Filter the data for "that" and copy matching lines.

• Component data from apps and pages:
+--

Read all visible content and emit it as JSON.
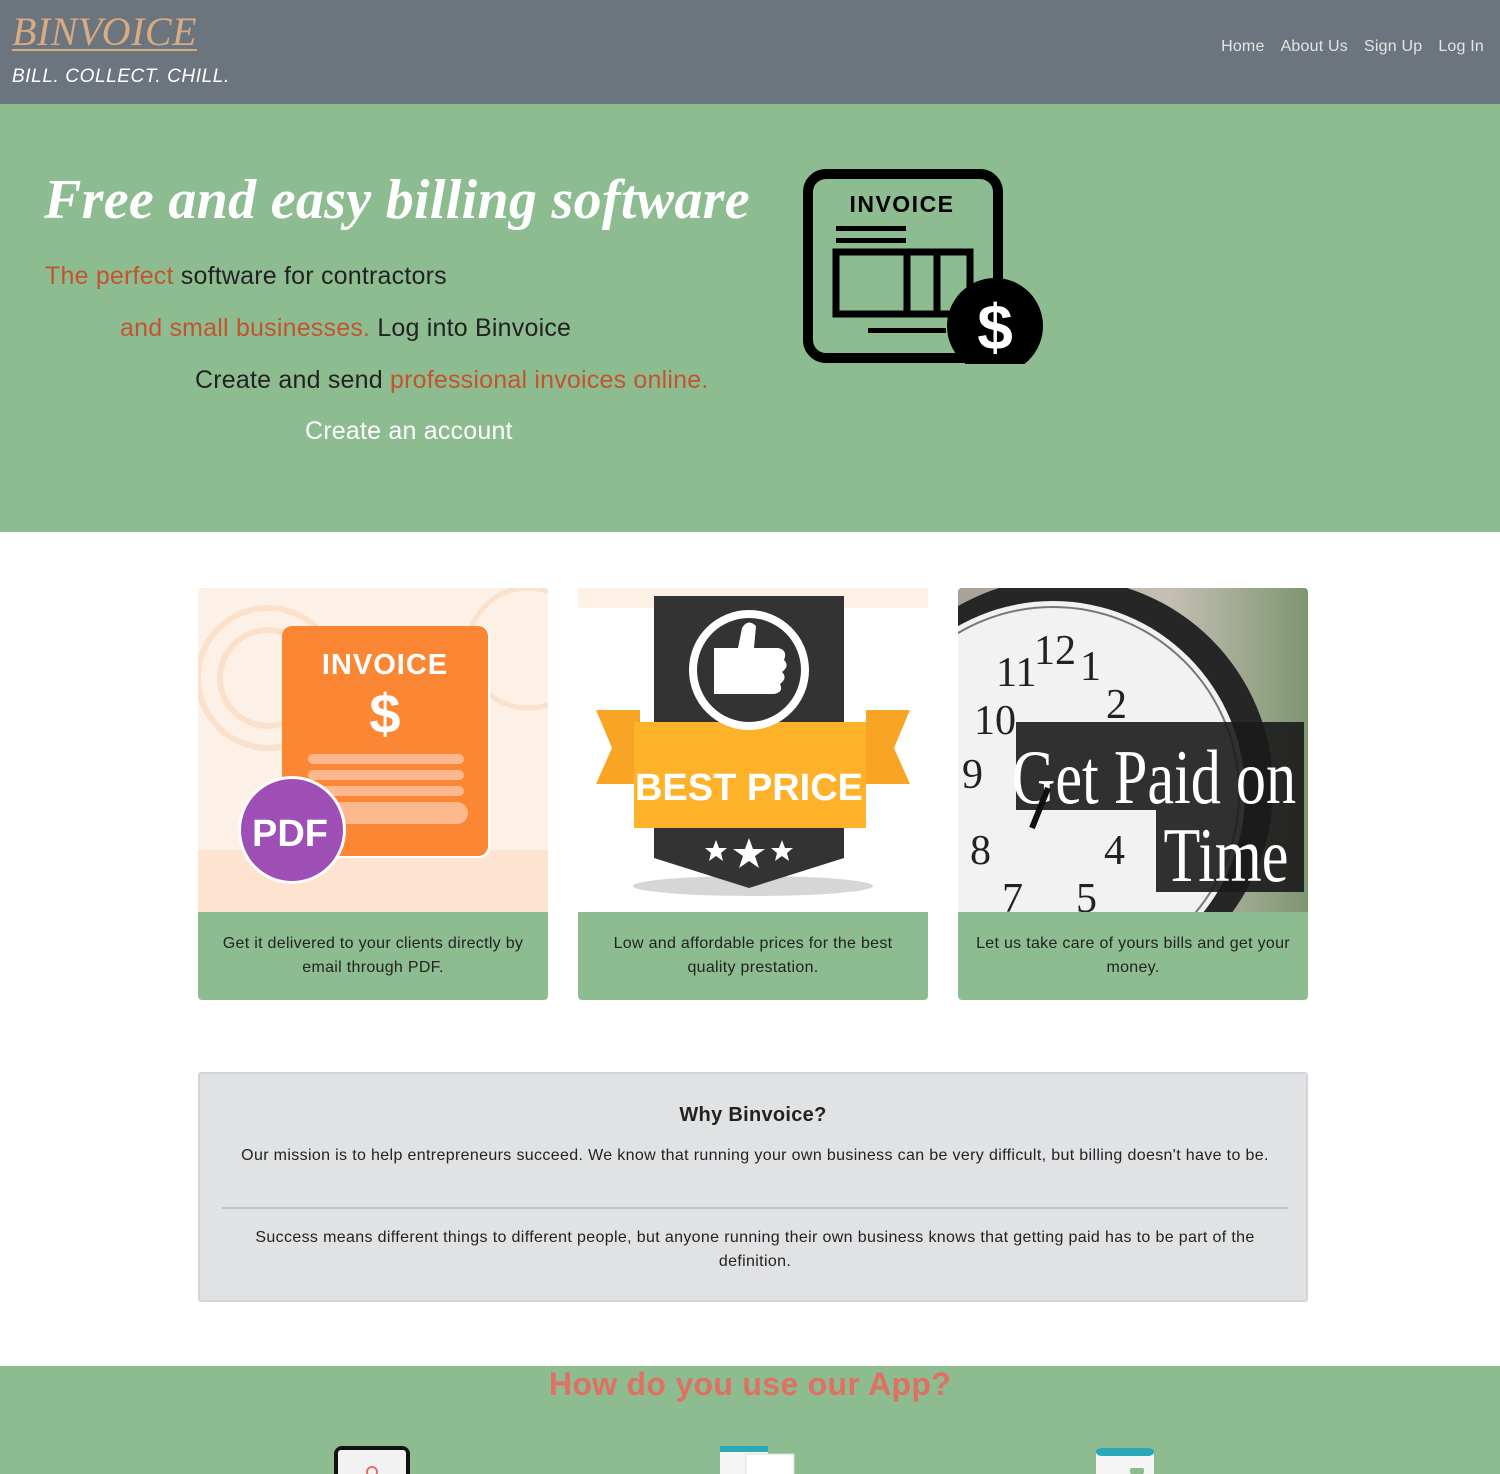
{
  "navbar": {
    "brand": "BINVOICE",
    "tagline": "BILL. COLLECT. CHILL.",
    "links": [
      "Home",
      "About Us",
      "Sign Up",
      "Log In"
    ]
  },
  "hero": {
    "title": "Free and easy billing software",
    "line1": {
      "highlight": "The perfect",
      "rest": " software for contractors"
    },
    "line2": {
      "highlight": "and small businesses.",
      "rest": " Log into Binvoice"
    },
    "line3": {
      "rest": "Create and send ",
      "highlight": "professional invoices online."
    },
    "cta": "Create an account",
    "icon_label": "INVOICE",
    "icon_symbol": "$"
  },
  "cards": [
    {
      "image_title": "INVOICE",
      "image_symbol": "$",
      "image_badge": "PDF",
      "text": "Get it delivered to your clients directly by email through PDF."
    },
    {
      "image_title": "BEST PRICE",
      "text": "Low and affordable prices for the best quality prestation."
    },
    {
      "image_title_1": "Get Paid on",
      "image_title_2": "Time",
      "text": "Let us take care of yours bills and get your money."
    }
  ],
  "why": {
    "title": "Why Binvoice?",
    "p1": "Our mission is to help entrepreneurs succeed. We know that running your own business can be very difficult, but billing doesn't have to be.",
    "p2": "Success means different things to different people, but anyone running their own business knows that getting paid has to be part of the definition."
  },
  "how": {
    "title": "How do you use our App?"
  },
  "colors": {
    "navbar_bg": "#6c757d",
    "brand": "#d8ab82",
    "hero_bg": "#8dbc91",
    "accent": "#c4532f",
    "how_title": "#e07062",
    "why_bg": "#e1e2e4"
  }
}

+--

• EXERCISE RESULT:
    "p1": "Our mission is to help entrepreneurs succeed. We know that running your own business can be very difficult, but billing doesn't have to be.",
    "p2": "Success means different things to different people, but anyone running their own business knows that getting paid has to be part of the definition."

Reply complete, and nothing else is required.